After activating, a quick reboot of the phone conveniently displays my remaining talk time and activation duration on the screen. According to the paper manual included with the phone, I was supposed to be able to access a menu item to tell me my phone's number. Unfortunately, after a day of repeated accesses, the phone still doesn't know its own number and display it to me. I placed a call to another phone, and noted the number that came up on the caller ID.
It's worth explaining how the activation period and air time minutes work, because it wasn't easy to find at any point before I had activated the phone. When you buy an airtime card, it includes both a block of pre-paid minutes and an extension to the activation duration, such as 60 talk-time minutes for 90 days. The 60 minutes are added to the total remaining minutes on the phone, and the 90 days extends how long the phone remains active, keeps its phone number, by that much. So for disaster preparedness, you would need to buy cards periodically, to keep stacking on the activation period, and all the minutes roll over. While you get the best prices for cards with large numbers of minutes, the better strategy would be to buy many small cards, in order to push the activation period out as far as possible. The terms of service state that if the phone isn't used to talk in one year, even if the activation period is extended by adding cards, the carrier can terminate the activation and reclaim the phone's number - I don't know how ardently they adhere to this policy.
Sending or receiving text messages costs 0.30 minutes each, which could only be discovered from within the phone account's management panel online. Getting voicemail just uses minutes, in whole minute increments, as you listen to them, just like talking on the phone. Multimedia (MMS) messages cost 1 minute each, for phones that are capable. My phone is capable of browsing the web, and using data services seems to charge at some small rate, possibly just how long it takes to transmit the data.

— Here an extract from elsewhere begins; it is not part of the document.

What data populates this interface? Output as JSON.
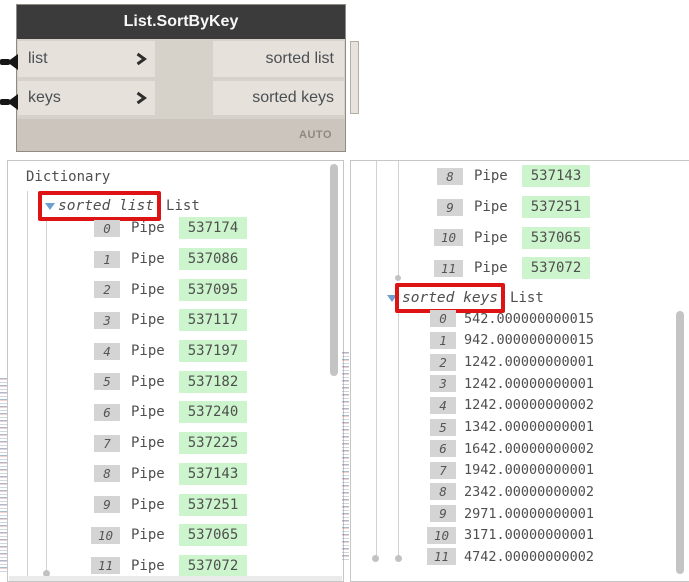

In the interest of this being a disaster preparedness phone, I looked around online to try to find extra or extended batteries for it. These non-smartphones are a lot better on batteries than modern smartphones are, but it still wouldn't hurt to have some added insurance. Unfortunately, I couldn't find anything for a Samsung S150G, after some brief searches on some popular online sites, like Amazon. I don't know if other models of phone would fare better, or if the cause is that this phone is just old or was made specially for inexpensive pre-paid use like this. It seems like a waste, but I guess the alternative would be to just buy a couple extra $10 phones, to get the batteries... that's probably what the batteries would have cost on Amazon anyways.
In conclusion, these "burner phones" are inexpensive, and easy to buy and use anonymously. They could come in handy for a variety of emergency and disaster preparedness situations, even just if your main phone ran out of batteries. There aren't any accessories available for the phone I got, but it's great that it came with both a car and wall charger, and if you want an extra battery you could just buy another phone. The use of the phone is inexpensive, and adding talk time is simple. Overall, I recommend getting one.